PROBLEM DESCRIPTION ▸
Start at the first line below and write out everything verbatim except the pictures.

RECORDS TO USE ▸
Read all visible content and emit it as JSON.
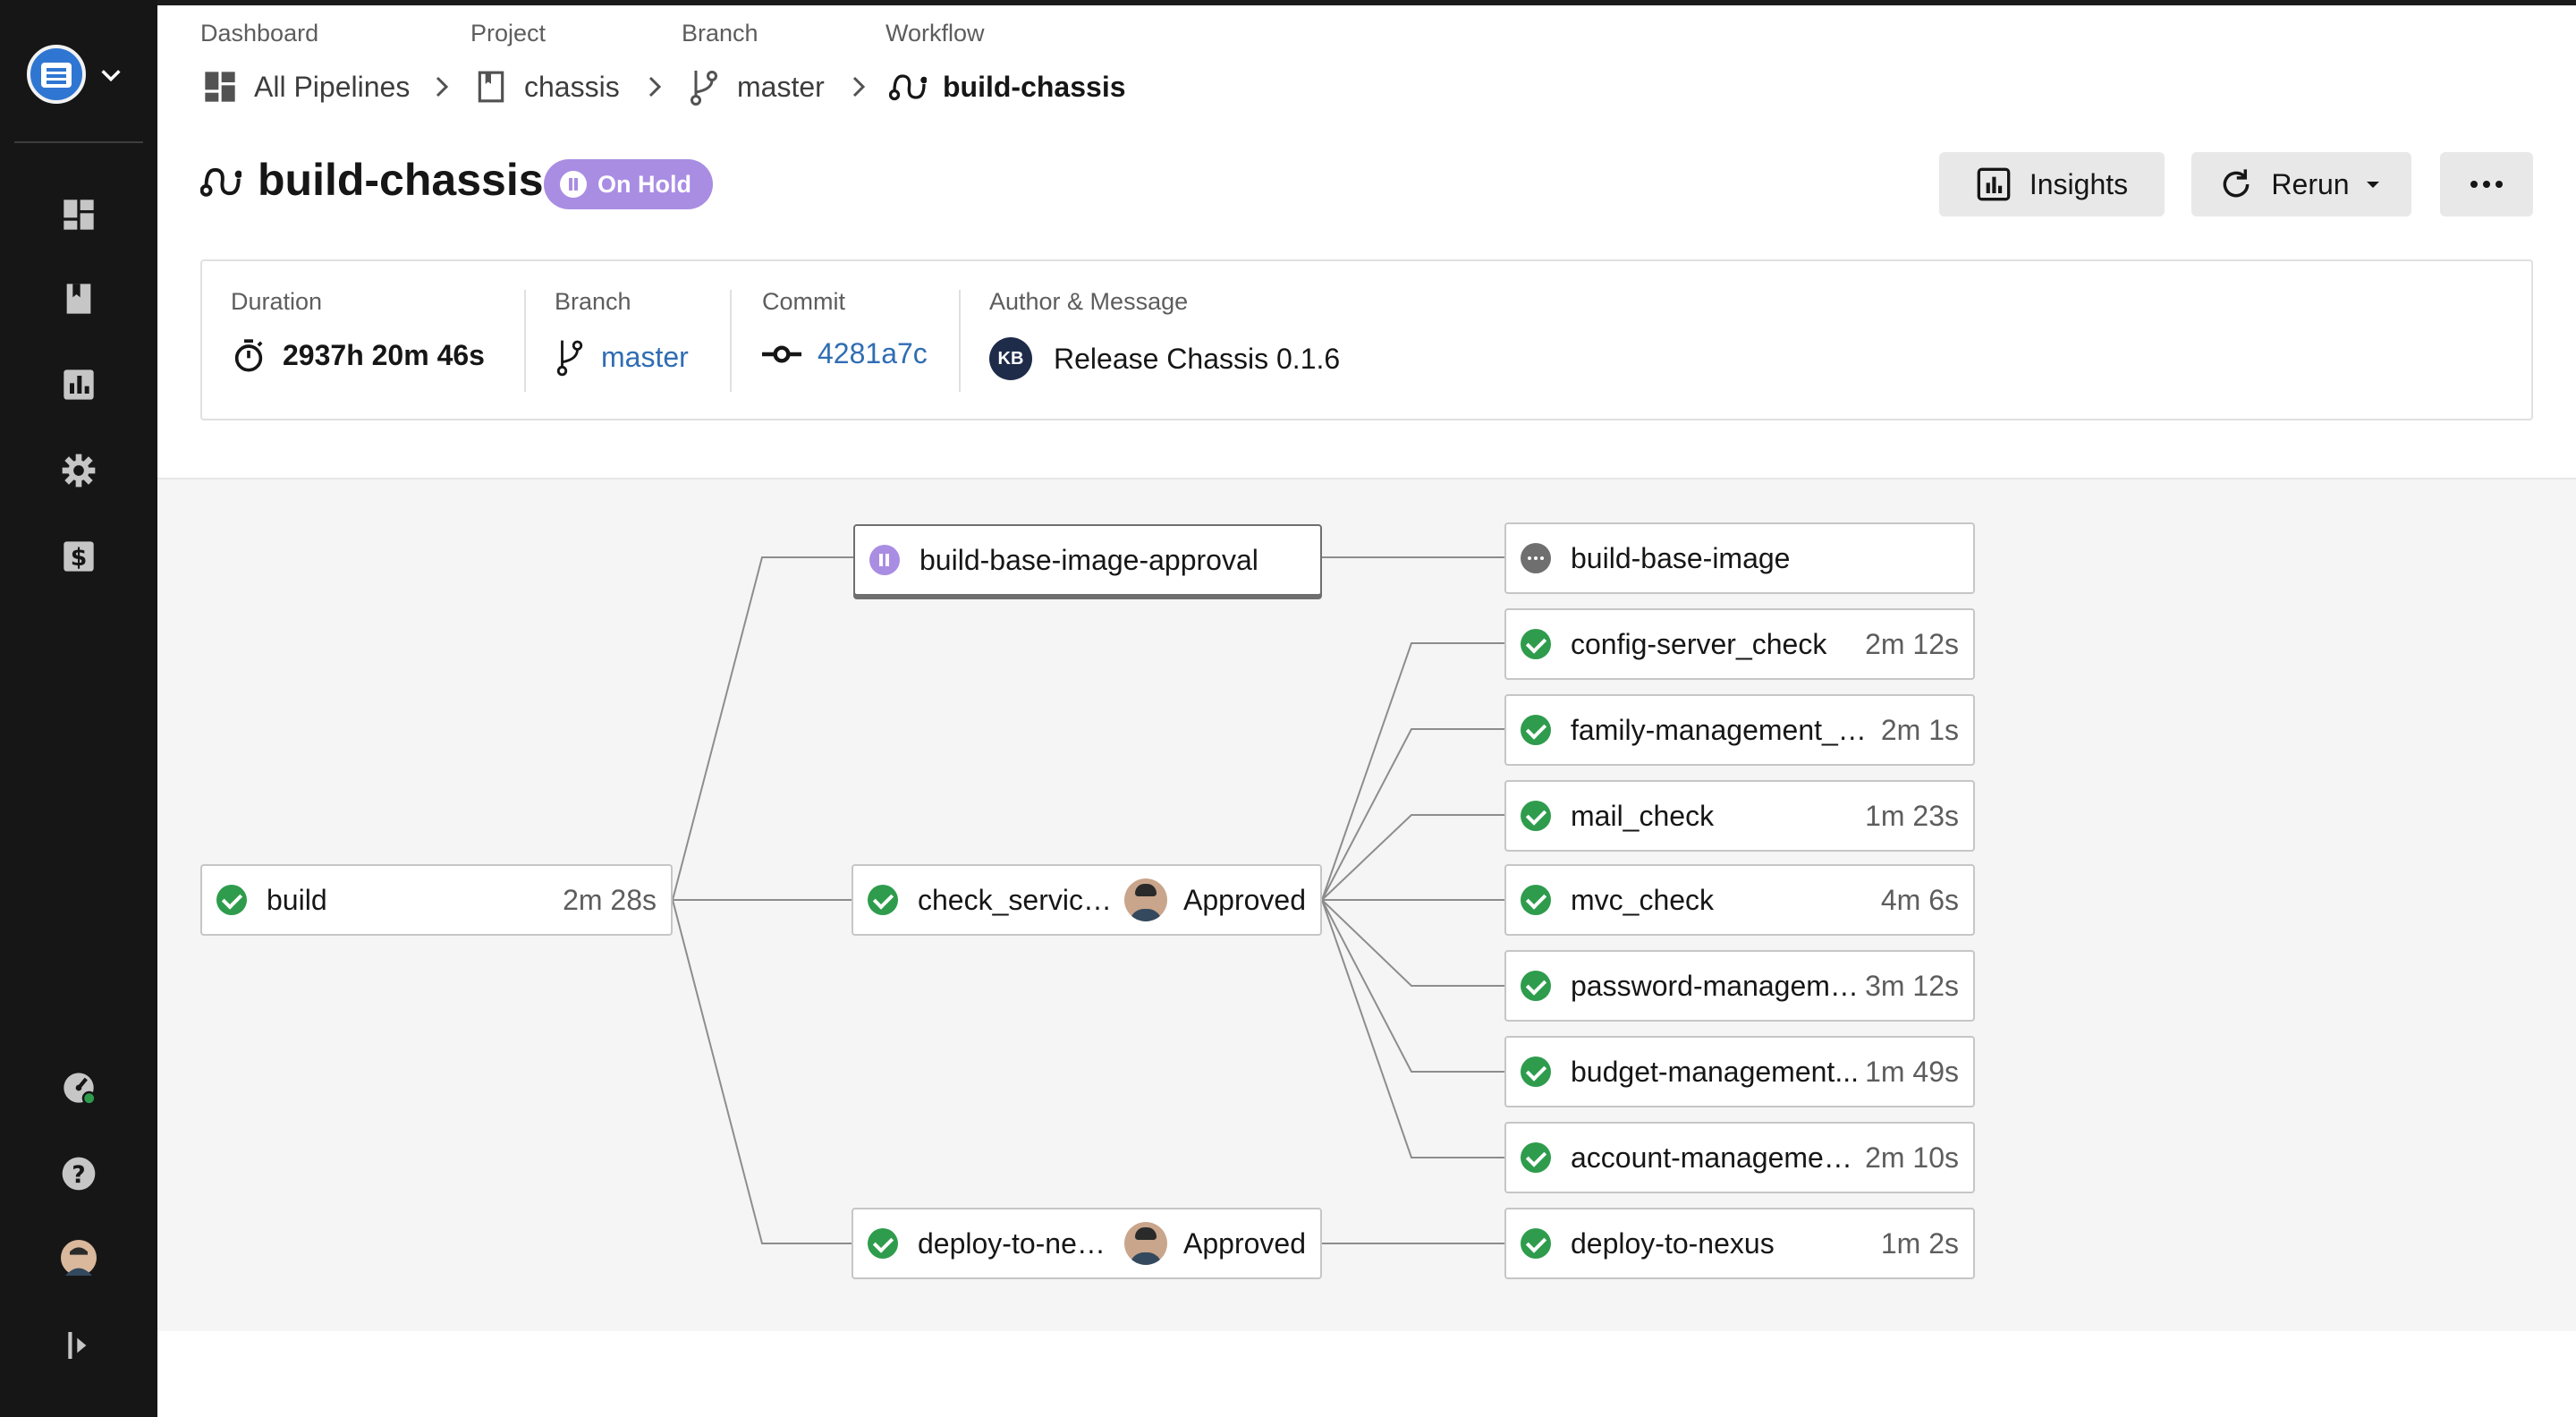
{
  "breadcrumbs": [
    {
      "label": "Dashboard",
      "value": "All Pipelines"
    },
    {
      "label": "Project",
      "value": "chassis"
    },
    {
      "label": "Branch",
      "value": "master"
    },
    {
      "label": "Workflow",
      "value": "build-chassis"
    }
  ],
  "workflow": {
    "title": "build-chassis",
    "status": "On Hold",
    "status_color": "#a98de3"
  },
  "actions": {
    "insights": "Insights",
    "rerun": "Rerun"
  },
  "info": {
    "duration_label": "Duration",
    "duration": "2937h 20m 46s",
    "branch_label": "Branch",
    "branch": "master",
    "commit_label": "Commit",
    "commit": "4281a7c",
    "author_label": "Author & Message",
    "author_initials": "KB",
    "message": "Release Chassis 0.1.6"
  },
  "jobs": {
    "build": {
      "name": "build",
      "duration": "2m 28s",
      "status": "success"
    },
    "approval_base": {
      "name": "build-base-image-approval",
      "status": "on-hold"
    },
    "check_services": {
      "name": "check_service...",
      "approval": "Approved",
      "status": "success"
    },
    "deploy_nexus_approval": {
      "name": "deploy-to-nex...",
      "approval": "Approved",
      "status": "success"
    },
    "build_base_image": {
      "name": "build-base-image",
      "status": "queued"
    },
    "config_server": {
      "name": "config-server_check",
      "duration": "2m 12s",
      "status": "success"
    },
    "family_mgmt": {
      "name": "family-management_c...",
      "duration": "2m 1s",
      "status": "success"
    },
    "mail": {
      "name": "mail_check",
      "duration": "1m 23s",
      "status": "success"
    },
    "mvc": {
      "name": "mvc_check",
      "duration": "4m 6s",
      "status": "success"
    },
    "password_mgmt": {
      "name": "password-manageme...",
      "duration": "3m 12s",
      "status": "success"
    },
    "budget_mgmt": {
      "name": "budget-management...",
      "duration": "1m 49s",
      "status": "success"
    },
    "account_mgmt": {
      "name": "account-managemen...",
      "duration": "2m 10s",
      "status": "success"
    },
    "deploy_nexus": {
      "name": "deploy-to-nexus",
      "duration": "1m 2s",
      "status": "success"
    }
  },
  "colors": {
    "sidebar": "#161616",
    "success": "#2e9c4c",
    "link": "#2f6db3",
    "canvas": "#f5f5f5"
  },
  "icons": [
    "logo-icon",
    "dashboard-icon",
    "projects-icon",
    "insights-icon",
    "settings-icon",
    "plans-icon",
    "status-icon",
    "help-icon",
    "user-avatar",
    "expand-sidebar-icon"
  ]
}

COMPLETED TASK ▸
Read all visible content and emit it as JSON.
{
  "breadcrumbs": [
    {
      "label": "Dashboard",
      "value": "All Pipelines"
    },
    {
      "label": "Project",
      "value": "chassis"
    },
    {
      "label": "Branch",
      "value": "master"
    },
    {
      "label": "Workflow",
      "value": "build-chassis"
    }
  ],
  "workflow": {
    "title": "build-chassis",
    "status": "On Hold",
    "status_color": "#a98de3"
  },
  "actions": {
    "insights": "Insights",
    "rerun": "Rerun"
  },
  "info": {
    "duration_label": "Duration",
    "duration": "2937h 20m 46s",
    "branch_label": "Branch",
    "branch": "master",
    "commit_label": "Commit",
    "commit": "4281a7c",
    "author_label": "Author & Message",
    "author_initials": "KB",
    "message": "Release Chassis 0.1.6"
  },
  "jobs": {
    "build": {
      "name": "build",
      "duration": "2m 28s",
      "status": "success"
    },
    "approval_base": {
      "name": "build-base-image-approval",
      "status": "on-hold"
    },
    "check_services": {
      "name": "check_service...",
      "approval": "Approved",
      "status": "success"
    },
    "deploy_nexus_approval": {
      "name": "deploy-to-nex...",
      "approval": "Approved",
      "status": "success"
    },
    "build_base_image": {
      "name": "build-base-image",
      "status": "queued"
    },
    "config_server": {
      "name": "config-server_check",
      "duration": "2m 12s",
      "status": "success"
    },
    "family_mgmt": {
      "name": "family-management_c...",
      "duration": "2m 1s",
      "status": "success"
    },
    "mail": {
      "name": "mail_check",
      "duration": "1m 23s",
      "status": "success"
    },
    "mvc": {
      "name": "mvc_check",
      "duration": "4m 6s",
      "status": "success"
    },
    "password_mgmt": {
      "name": "password-manageme...",
      "duration": "3m 12s",
      "status": "success"
    },
    "budget_mgmt": {
      "name": "budget-management...",
      "duration": "1m 49s",
      "status": "success"
    },
    "account_mgmt": {
      "name": "account-managemen...",
      "duration": "2m 10s",
      "status": "success"
    },
    "deploy_nexus": {
      "name": "deploy-to-nexus",
      "duration": "1m 2s",
      "status": "success"
    }
  },
  "colors": {
    "sidebar": "#161616",
    "success": "#2e9c4c",
    "link": "#2f6db3",
    "canvas": "#f5f5f5"
  },
  "icons": [
    "logo-icon",
    "dashboard-icon",
    "projects-icon",
    "insights-icon",
    "settings-icon",
    "plans-icon",
    "status-icon",
    "help-icon",
    "user-avatar",
    "expand-sidebar-icon"
  ]
}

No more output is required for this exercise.